Your objective:
Look through the records below, and copy out every line that holds the string "Уровень".

*** Material for this task ***

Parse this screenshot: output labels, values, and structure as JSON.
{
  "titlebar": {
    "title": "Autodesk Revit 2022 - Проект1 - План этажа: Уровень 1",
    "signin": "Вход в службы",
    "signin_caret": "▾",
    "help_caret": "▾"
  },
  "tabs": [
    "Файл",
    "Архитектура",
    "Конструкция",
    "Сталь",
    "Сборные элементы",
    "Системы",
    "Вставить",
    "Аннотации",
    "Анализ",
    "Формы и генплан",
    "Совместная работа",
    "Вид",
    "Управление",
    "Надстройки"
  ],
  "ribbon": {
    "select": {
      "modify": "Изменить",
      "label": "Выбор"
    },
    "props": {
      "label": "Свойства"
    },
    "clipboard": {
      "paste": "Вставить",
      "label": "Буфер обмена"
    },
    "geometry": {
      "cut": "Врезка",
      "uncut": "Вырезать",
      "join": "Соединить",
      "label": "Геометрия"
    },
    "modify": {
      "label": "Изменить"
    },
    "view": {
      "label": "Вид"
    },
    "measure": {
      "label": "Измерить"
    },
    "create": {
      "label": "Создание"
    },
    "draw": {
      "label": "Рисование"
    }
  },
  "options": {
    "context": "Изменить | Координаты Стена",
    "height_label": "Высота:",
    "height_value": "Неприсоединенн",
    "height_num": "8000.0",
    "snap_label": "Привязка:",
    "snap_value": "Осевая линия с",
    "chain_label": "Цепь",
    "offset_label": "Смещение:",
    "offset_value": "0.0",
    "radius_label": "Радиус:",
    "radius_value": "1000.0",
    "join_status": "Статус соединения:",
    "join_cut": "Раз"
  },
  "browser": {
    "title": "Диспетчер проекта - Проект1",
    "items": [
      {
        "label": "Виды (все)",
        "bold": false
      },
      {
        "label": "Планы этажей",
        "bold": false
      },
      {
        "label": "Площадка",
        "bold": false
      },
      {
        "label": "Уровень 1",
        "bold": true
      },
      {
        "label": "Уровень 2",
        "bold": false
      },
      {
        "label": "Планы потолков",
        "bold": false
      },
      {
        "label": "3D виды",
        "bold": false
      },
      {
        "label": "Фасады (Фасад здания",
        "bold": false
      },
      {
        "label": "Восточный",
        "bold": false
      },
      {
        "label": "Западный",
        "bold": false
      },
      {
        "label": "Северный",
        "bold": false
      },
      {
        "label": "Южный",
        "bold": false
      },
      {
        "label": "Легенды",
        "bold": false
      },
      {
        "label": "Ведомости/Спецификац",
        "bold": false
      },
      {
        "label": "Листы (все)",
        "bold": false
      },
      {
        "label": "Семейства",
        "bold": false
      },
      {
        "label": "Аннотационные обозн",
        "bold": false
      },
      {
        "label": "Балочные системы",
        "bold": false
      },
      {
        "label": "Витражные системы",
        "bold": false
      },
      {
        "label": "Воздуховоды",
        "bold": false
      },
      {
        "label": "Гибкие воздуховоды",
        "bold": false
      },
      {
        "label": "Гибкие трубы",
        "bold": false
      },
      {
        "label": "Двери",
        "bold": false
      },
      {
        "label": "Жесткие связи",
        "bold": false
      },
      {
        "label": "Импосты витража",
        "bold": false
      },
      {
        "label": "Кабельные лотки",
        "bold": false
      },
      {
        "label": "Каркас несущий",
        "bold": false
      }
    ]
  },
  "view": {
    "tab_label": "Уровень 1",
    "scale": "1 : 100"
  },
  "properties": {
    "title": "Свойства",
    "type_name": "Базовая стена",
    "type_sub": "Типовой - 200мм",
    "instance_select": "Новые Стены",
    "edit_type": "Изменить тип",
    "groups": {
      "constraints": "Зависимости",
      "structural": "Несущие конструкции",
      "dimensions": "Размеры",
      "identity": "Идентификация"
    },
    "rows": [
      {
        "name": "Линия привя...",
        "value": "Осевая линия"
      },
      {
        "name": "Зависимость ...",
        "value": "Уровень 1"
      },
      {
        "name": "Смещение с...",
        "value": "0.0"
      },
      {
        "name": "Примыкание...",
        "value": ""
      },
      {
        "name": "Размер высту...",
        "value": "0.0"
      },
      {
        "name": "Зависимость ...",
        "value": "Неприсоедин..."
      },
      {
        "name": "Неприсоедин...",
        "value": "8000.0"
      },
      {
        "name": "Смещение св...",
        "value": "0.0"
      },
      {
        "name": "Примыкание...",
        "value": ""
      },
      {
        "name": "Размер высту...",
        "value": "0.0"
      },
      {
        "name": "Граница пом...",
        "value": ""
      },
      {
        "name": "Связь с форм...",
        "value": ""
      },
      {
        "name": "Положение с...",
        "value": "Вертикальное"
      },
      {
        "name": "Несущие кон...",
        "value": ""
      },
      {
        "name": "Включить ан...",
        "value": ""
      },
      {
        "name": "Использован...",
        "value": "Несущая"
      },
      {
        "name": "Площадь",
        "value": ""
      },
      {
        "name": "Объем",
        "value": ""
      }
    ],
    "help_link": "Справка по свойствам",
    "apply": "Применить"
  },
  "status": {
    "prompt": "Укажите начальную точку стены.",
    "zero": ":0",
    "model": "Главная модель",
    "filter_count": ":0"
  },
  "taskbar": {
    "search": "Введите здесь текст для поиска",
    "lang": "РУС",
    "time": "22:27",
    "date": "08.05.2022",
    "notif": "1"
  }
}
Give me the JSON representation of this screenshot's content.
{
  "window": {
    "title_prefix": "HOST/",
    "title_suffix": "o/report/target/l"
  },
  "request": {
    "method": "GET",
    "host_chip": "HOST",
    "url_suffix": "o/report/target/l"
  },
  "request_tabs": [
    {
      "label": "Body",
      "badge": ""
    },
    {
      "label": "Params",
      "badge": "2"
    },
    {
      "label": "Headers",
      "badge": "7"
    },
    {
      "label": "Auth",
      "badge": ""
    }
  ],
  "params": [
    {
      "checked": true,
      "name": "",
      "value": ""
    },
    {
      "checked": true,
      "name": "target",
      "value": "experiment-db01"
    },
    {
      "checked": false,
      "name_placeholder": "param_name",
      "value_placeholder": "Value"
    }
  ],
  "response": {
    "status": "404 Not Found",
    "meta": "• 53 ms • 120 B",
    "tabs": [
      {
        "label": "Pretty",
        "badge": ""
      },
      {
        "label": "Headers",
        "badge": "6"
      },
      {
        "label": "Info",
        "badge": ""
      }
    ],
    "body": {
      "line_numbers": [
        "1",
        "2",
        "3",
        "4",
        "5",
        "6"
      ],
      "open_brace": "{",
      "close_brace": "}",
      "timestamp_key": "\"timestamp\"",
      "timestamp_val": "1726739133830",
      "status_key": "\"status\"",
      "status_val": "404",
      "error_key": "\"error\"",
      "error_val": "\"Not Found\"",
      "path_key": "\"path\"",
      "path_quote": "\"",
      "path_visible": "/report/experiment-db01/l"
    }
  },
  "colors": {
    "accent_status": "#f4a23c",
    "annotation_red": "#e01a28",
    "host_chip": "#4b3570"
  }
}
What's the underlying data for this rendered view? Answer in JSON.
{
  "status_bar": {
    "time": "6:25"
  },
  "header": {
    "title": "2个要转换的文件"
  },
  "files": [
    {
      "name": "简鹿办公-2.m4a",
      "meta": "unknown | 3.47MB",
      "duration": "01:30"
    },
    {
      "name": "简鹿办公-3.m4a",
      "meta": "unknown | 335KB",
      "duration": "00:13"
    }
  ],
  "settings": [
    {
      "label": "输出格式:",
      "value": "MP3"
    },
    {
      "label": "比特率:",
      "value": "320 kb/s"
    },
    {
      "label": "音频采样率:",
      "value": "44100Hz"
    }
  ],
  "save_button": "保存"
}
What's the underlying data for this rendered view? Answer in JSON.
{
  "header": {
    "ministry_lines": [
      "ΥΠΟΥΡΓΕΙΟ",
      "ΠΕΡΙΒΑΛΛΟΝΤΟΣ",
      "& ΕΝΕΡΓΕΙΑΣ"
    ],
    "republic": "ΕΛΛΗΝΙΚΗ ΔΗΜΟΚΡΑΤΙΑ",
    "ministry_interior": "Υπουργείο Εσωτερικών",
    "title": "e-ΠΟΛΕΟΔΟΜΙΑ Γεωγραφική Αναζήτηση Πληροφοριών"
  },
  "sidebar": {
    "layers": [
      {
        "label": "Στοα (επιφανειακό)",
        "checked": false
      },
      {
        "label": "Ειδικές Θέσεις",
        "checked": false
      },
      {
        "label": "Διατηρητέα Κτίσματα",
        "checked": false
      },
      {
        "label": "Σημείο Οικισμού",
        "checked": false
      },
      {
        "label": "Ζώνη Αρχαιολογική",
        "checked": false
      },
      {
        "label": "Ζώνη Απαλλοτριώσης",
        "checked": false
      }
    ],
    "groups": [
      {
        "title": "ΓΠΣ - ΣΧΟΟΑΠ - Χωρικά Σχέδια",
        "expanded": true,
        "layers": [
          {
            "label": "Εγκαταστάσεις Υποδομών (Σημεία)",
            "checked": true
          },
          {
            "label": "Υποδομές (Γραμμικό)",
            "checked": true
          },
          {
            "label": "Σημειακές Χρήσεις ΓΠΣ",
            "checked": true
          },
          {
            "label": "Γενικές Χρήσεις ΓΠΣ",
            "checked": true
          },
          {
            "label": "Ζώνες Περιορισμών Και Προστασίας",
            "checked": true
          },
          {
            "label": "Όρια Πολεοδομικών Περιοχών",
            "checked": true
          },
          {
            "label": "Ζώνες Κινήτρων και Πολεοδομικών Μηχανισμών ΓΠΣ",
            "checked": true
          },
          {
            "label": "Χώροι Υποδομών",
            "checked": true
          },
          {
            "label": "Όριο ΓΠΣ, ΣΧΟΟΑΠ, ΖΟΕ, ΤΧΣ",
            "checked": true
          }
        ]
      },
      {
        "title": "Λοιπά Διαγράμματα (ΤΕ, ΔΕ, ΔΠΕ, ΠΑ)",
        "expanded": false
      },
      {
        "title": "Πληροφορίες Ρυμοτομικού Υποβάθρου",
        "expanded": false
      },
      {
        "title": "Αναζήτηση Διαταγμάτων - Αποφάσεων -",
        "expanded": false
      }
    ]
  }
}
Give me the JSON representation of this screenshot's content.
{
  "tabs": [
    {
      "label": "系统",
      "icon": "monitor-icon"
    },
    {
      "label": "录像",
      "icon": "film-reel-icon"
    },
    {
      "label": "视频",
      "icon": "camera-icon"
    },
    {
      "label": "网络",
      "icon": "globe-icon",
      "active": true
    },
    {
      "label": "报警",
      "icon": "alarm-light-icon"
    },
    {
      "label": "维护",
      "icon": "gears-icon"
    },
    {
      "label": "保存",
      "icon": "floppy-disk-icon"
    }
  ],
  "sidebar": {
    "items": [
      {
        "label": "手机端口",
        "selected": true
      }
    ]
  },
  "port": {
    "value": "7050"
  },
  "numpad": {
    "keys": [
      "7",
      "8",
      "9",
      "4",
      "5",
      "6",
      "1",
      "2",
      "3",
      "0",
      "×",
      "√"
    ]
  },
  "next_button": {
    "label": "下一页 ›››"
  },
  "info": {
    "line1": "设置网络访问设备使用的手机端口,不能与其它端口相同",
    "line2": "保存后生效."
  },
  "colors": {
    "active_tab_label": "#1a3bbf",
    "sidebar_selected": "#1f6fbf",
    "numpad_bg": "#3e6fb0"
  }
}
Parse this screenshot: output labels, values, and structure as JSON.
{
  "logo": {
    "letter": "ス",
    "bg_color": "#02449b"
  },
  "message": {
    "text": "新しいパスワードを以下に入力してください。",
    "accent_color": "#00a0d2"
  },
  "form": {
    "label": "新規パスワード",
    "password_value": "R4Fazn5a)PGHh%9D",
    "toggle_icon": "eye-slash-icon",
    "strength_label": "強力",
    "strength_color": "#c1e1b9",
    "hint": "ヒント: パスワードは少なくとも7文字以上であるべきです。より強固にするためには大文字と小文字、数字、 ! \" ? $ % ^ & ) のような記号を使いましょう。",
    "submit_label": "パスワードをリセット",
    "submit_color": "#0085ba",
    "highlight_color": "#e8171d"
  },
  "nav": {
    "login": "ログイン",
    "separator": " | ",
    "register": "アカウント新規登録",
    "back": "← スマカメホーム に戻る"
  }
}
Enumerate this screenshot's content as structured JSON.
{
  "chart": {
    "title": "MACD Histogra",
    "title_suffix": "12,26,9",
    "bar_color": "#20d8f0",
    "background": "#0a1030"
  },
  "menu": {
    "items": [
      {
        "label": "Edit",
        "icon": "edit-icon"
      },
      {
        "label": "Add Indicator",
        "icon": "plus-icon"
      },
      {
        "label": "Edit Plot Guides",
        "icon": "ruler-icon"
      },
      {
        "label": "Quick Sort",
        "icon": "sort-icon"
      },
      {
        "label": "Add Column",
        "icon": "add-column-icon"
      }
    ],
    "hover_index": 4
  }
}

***

Output of the exercise:
    "title": "Autodesk Revit 2022 - Проект1 - План этажа: Уровень 1",
        "label": "Уровень 1",
        "label": "Уровень 2",
    "tab_label": "Уровень 1",
        "value": "Уровень 1"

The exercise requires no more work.